## TASK PROMPT:
Scan the records below and say how many lines include the word "アクセス", giving no other text.

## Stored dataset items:
• • • • • • •
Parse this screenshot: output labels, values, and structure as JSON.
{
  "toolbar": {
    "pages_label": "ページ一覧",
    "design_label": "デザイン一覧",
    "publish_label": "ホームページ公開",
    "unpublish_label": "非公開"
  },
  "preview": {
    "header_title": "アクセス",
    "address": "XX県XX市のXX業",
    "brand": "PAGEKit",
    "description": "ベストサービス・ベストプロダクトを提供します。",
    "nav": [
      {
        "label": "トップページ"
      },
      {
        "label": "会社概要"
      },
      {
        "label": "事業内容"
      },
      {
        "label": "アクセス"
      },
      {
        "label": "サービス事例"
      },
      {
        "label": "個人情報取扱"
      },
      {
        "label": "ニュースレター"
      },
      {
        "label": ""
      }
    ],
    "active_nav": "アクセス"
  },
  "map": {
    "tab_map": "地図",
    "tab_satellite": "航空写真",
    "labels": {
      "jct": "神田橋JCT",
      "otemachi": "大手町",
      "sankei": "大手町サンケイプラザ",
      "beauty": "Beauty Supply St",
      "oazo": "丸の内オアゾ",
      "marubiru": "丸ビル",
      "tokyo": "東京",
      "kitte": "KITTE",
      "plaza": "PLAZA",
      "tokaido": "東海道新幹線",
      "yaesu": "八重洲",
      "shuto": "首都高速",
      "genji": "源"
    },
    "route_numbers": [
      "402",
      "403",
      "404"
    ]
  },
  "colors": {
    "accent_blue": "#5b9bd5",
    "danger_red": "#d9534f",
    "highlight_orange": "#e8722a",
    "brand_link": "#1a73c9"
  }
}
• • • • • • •
## ANSWER SECTION:
3